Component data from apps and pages
▬▬▬▬▬▬▬▬▬▬
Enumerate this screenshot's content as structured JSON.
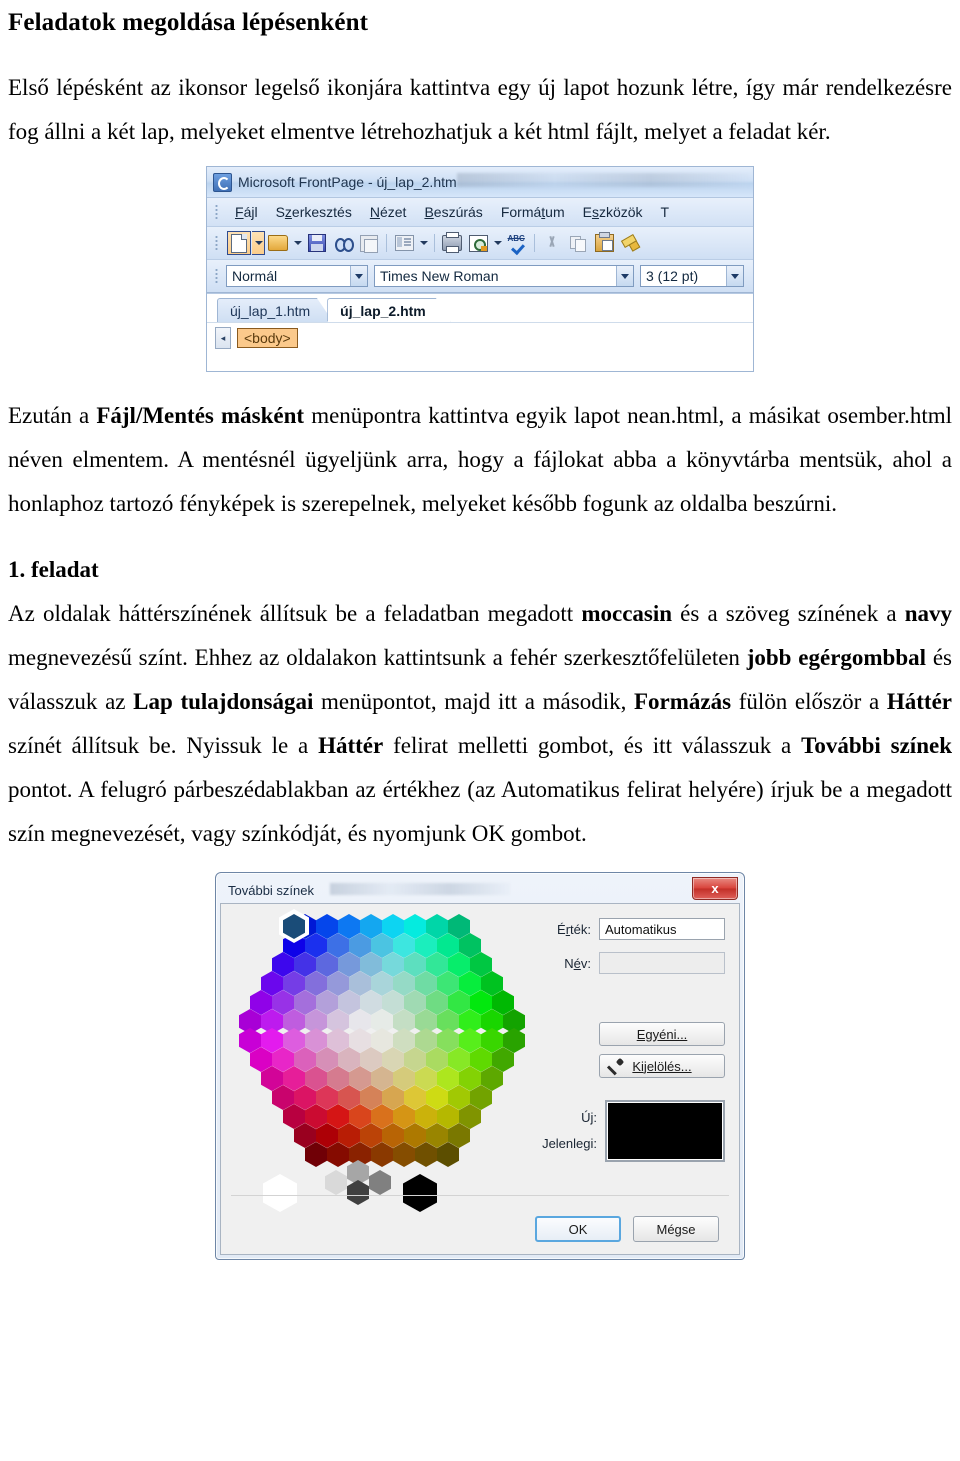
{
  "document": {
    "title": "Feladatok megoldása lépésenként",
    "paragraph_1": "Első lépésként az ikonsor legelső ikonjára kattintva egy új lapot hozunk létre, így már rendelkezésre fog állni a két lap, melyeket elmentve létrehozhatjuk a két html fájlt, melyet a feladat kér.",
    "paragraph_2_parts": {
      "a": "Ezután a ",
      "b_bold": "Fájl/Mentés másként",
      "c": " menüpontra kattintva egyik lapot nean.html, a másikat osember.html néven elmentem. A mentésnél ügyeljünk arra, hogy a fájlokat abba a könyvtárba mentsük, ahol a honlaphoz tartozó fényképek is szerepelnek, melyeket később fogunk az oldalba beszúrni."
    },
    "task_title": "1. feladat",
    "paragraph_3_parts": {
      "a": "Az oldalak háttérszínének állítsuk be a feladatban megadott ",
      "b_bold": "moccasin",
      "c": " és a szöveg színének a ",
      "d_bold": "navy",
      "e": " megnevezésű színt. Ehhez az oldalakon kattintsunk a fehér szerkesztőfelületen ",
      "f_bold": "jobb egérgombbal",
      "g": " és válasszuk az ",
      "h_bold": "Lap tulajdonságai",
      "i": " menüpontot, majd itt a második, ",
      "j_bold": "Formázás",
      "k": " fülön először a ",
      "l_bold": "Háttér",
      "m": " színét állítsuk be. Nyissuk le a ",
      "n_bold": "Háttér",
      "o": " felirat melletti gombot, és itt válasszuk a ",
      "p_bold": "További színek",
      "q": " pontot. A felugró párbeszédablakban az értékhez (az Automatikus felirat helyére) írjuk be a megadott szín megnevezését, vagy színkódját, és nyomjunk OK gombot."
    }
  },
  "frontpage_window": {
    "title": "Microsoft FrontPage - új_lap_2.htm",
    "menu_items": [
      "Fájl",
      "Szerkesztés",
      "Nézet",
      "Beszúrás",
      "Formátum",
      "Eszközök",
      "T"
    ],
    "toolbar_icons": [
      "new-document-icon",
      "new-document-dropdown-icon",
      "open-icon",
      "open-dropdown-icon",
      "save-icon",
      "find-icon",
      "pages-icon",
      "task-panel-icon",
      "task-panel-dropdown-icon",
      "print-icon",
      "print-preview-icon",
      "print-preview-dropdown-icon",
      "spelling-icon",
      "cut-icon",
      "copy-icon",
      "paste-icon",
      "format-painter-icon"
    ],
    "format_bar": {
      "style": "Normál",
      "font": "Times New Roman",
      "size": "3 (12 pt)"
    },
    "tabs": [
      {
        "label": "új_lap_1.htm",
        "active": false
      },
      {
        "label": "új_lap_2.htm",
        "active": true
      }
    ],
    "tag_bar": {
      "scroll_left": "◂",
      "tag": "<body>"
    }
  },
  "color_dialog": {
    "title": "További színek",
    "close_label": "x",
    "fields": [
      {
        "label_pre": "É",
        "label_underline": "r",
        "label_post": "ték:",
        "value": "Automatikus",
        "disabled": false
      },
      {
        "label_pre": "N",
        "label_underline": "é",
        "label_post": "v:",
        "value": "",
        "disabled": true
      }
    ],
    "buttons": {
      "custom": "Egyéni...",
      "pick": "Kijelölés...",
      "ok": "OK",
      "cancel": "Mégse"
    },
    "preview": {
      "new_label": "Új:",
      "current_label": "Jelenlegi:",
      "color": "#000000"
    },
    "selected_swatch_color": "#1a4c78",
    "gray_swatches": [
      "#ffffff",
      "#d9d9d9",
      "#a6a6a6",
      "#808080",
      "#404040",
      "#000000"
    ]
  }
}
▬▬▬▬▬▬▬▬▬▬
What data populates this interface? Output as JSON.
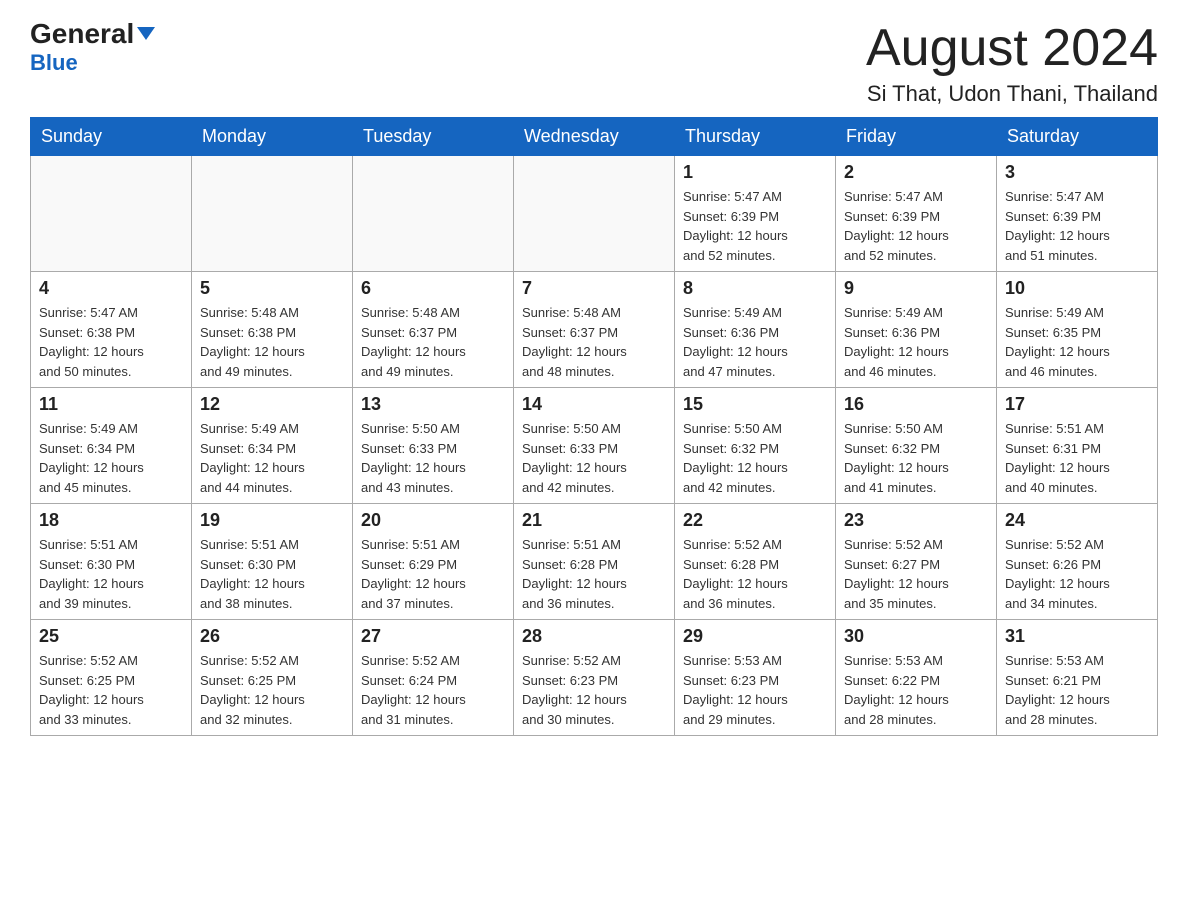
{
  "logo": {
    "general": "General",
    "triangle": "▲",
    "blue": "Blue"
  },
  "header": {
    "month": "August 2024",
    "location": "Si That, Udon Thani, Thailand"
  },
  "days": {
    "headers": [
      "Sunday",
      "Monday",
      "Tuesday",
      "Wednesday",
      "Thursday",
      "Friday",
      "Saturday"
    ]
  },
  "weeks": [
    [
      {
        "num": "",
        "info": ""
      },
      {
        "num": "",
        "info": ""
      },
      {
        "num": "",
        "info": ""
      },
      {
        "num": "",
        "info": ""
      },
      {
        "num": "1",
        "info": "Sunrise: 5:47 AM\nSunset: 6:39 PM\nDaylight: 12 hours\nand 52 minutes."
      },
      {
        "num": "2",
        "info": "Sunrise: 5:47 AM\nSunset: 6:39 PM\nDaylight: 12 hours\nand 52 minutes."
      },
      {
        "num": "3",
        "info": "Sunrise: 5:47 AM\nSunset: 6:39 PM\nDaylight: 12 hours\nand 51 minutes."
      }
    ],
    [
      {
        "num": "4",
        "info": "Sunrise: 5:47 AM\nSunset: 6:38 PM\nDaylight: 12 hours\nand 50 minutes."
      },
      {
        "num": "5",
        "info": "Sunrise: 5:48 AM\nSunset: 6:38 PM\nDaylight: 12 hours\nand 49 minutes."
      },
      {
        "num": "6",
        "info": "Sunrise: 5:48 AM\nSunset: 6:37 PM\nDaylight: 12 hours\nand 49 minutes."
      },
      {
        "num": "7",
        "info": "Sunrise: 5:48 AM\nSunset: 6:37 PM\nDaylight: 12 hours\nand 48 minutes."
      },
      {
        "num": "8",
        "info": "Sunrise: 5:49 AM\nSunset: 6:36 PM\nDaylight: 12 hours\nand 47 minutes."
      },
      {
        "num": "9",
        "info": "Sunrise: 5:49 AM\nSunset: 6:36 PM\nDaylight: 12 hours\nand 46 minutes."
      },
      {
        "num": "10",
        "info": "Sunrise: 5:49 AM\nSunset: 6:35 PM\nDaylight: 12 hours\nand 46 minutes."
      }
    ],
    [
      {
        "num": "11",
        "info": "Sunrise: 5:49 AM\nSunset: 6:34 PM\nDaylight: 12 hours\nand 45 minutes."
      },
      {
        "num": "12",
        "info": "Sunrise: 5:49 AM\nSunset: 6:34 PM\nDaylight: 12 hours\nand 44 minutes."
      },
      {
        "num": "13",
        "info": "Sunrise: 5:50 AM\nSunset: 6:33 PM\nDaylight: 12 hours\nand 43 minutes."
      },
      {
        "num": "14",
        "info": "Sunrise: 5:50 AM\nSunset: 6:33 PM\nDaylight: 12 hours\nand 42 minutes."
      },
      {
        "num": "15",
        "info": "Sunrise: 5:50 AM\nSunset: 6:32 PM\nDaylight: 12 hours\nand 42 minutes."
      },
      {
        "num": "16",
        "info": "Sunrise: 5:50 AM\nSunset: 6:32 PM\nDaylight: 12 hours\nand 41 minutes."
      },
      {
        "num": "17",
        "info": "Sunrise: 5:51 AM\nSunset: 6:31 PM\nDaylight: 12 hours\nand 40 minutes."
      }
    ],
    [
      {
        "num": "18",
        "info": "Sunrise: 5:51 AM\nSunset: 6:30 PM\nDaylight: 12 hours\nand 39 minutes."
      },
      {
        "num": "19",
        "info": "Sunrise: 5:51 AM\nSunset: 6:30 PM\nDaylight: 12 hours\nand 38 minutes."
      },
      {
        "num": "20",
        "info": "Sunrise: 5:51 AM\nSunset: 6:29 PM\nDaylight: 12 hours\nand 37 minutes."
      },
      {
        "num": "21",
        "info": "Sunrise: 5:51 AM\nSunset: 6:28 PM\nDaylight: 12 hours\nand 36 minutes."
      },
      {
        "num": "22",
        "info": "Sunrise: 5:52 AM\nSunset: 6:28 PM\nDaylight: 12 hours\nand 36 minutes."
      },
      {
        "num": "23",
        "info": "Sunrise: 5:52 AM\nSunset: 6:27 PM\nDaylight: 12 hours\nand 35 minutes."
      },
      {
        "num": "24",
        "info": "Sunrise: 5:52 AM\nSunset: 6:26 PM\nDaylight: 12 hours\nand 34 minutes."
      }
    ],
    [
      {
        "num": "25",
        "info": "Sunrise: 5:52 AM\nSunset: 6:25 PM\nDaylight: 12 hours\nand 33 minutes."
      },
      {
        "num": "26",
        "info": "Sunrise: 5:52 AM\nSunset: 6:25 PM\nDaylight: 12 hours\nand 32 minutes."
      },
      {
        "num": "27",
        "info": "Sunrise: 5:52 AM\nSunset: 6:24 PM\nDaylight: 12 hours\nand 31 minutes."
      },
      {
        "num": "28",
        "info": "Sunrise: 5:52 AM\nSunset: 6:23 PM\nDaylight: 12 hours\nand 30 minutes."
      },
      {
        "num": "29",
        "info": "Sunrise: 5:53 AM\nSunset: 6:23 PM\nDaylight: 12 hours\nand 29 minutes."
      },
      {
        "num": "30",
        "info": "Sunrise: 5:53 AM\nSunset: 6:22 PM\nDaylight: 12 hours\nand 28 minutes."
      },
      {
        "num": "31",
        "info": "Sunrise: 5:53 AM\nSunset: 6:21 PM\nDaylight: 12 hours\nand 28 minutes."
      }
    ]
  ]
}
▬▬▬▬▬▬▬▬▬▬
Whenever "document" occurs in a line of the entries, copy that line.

▸ YOUR RESPONSE
  "document": {
      "new-document-icon",
      "new-document-dropdown-icon",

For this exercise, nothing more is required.